(Entries from a dataset of interfaces)
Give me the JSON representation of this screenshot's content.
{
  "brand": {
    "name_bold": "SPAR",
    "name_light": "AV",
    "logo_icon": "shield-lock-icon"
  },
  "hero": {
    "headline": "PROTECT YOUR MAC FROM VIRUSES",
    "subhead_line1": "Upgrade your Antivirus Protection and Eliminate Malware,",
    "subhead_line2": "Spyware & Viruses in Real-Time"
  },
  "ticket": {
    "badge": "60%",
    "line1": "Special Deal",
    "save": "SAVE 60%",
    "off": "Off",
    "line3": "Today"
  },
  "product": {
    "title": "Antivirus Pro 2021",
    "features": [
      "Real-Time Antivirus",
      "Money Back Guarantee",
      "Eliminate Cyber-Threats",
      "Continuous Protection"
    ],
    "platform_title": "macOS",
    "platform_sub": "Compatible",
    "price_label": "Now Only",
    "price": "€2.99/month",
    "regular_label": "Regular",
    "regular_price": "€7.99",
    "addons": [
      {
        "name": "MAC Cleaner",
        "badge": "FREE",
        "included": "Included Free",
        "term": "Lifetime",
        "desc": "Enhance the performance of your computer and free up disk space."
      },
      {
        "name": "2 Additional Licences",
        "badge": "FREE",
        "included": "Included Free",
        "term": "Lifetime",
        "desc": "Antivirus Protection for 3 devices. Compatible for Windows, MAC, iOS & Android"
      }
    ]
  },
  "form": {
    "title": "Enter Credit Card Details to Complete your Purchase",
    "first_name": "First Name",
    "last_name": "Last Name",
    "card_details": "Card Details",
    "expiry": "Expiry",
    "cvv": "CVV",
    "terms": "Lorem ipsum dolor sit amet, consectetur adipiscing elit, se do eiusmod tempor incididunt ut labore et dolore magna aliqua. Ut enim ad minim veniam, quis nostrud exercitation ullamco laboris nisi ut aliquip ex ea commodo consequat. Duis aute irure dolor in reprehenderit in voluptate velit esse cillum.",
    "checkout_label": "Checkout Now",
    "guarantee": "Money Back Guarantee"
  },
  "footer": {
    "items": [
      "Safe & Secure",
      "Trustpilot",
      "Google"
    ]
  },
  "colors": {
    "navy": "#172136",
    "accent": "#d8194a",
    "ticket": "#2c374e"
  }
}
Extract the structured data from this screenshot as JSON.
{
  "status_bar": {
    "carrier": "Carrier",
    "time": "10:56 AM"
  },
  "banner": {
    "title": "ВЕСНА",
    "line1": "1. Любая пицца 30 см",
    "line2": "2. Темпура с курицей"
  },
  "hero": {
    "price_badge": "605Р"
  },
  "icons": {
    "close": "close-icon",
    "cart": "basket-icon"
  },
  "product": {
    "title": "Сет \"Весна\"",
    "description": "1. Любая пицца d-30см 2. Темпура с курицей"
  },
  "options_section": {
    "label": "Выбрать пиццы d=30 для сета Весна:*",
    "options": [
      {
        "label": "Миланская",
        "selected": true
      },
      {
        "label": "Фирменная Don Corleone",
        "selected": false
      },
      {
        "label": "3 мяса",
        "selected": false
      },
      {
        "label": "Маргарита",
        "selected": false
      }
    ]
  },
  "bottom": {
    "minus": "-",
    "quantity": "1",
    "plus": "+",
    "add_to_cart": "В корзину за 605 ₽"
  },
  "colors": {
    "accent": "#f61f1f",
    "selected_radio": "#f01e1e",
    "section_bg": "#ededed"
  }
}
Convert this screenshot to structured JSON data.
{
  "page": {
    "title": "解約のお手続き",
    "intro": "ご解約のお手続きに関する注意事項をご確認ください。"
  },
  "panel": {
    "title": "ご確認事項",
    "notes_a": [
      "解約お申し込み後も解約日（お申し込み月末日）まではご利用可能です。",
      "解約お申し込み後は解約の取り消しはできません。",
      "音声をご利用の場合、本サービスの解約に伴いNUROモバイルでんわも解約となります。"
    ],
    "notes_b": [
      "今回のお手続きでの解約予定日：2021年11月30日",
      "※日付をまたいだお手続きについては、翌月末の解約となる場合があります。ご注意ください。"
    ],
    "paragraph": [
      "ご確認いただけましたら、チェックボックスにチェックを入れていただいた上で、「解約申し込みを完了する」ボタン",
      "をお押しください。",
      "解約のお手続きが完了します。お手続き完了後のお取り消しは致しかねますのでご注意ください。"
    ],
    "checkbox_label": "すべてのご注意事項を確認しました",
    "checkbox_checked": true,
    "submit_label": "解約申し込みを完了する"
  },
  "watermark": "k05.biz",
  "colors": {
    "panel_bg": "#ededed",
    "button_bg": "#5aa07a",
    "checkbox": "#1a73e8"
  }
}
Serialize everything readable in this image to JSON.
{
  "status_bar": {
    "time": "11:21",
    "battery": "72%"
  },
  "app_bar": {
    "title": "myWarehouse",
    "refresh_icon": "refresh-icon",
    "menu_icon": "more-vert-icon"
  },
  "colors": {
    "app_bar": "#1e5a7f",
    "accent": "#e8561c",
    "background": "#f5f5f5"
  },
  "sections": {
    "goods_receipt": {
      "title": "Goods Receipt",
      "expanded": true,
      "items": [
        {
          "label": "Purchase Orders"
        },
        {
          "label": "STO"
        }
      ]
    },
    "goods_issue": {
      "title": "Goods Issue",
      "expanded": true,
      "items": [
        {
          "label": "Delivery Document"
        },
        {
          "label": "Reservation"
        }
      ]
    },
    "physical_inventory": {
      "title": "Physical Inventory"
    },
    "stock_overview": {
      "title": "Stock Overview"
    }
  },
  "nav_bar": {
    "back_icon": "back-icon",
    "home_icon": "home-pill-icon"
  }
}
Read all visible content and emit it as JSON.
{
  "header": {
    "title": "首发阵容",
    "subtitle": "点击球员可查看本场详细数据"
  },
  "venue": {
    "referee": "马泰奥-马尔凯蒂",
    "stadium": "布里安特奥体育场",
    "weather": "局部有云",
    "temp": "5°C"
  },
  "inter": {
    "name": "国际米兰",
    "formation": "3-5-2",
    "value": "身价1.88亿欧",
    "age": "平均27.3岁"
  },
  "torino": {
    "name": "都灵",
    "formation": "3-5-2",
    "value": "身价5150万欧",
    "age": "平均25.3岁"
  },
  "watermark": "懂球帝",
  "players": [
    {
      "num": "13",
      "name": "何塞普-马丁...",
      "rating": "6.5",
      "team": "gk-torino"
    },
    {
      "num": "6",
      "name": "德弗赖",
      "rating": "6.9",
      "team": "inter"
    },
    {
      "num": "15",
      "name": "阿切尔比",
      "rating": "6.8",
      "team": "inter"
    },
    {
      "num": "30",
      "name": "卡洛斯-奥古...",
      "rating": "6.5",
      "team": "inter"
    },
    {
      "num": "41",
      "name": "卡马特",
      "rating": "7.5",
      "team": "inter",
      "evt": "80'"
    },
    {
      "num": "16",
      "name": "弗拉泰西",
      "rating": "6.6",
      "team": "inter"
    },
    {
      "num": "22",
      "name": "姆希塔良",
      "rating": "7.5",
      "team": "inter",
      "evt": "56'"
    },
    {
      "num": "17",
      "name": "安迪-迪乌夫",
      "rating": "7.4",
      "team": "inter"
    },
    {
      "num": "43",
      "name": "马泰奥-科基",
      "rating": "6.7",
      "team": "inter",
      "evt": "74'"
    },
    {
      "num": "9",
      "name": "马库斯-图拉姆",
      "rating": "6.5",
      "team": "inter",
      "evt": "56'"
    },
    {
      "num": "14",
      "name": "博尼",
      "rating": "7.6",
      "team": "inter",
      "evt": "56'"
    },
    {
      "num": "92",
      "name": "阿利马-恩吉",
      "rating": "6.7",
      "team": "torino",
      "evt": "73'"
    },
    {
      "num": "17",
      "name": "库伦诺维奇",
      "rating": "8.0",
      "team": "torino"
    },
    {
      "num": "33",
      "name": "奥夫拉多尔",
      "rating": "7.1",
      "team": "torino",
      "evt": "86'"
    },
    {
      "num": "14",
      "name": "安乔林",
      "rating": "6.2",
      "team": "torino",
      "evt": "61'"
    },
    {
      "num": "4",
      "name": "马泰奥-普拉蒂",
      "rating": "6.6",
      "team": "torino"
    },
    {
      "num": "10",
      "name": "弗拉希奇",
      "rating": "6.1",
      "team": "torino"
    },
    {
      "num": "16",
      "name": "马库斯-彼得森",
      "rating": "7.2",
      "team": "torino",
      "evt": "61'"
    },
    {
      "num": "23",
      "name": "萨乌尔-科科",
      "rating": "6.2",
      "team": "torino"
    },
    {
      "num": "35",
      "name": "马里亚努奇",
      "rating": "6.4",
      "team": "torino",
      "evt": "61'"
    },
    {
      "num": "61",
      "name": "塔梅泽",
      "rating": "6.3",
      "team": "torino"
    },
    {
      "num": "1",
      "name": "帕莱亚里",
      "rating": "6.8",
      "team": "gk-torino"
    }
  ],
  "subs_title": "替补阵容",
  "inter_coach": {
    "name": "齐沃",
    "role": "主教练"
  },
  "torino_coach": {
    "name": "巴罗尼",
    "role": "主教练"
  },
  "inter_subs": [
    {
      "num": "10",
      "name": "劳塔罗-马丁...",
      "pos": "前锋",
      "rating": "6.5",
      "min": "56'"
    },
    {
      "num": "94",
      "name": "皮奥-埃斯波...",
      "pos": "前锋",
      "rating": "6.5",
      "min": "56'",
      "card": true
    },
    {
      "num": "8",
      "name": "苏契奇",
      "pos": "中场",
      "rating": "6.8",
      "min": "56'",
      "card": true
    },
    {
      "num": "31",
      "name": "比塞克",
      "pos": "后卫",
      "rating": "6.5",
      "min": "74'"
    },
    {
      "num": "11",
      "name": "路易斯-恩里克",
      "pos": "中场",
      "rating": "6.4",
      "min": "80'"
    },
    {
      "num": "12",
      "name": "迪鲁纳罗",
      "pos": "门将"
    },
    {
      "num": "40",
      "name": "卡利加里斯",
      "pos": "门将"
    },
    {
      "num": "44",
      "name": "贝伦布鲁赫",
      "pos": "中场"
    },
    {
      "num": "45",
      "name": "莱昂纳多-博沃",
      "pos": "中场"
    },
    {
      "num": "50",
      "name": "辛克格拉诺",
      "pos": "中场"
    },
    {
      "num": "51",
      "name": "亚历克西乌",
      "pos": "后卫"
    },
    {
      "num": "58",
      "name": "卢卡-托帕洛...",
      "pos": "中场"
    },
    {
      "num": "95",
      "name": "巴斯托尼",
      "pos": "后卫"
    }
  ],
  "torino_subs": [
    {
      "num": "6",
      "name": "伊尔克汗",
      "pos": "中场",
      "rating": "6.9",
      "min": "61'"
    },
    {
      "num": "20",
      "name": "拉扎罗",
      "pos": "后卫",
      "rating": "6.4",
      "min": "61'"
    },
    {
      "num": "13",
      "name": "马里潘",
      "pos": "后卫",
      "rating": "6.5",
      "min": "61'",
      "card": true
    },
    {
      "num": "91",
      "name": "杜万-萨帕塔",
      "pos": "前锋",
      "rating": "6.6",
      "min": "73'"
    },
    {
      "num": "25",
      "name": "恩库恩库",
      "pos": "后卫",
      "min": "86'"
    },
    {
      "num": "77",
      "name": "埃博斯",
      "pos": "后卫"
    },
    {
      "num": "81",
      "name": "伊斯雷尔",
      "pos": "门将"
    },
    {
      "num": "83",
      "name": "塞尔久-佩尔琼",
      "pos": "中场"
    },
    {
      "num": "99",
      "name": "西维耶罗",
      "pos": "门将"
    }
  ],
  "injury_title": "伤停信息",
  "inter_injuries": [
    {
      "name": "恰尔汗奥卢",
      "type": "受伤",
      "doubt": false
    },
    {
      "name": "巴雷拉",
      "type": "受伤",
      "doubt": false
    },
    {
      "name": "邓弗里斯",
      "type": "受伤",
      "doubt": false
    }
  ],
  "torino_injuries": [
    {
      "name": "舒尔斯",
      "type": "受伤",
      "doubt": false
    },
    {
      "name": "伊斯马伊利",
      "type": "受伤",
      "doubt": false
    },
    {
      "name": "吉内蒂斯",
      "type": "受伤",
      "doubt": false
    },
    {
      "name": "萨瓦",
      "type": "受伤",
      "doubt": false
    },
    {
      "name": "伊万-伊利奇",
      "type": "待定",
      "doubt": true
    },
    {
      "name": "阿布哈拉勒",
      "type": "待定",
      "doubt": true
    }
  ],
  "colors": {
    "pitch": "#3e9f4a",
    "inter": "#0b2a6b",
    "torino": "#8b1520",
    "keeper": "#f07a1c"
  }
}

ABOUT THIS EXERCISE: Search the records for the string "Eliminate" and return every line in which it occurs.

RESULT FOR THIS TASK:
    "subhead_line1": "Upgrade your Antivirus Protection and Eliminate Malware,",
      "Eliminate Cyber-Threats",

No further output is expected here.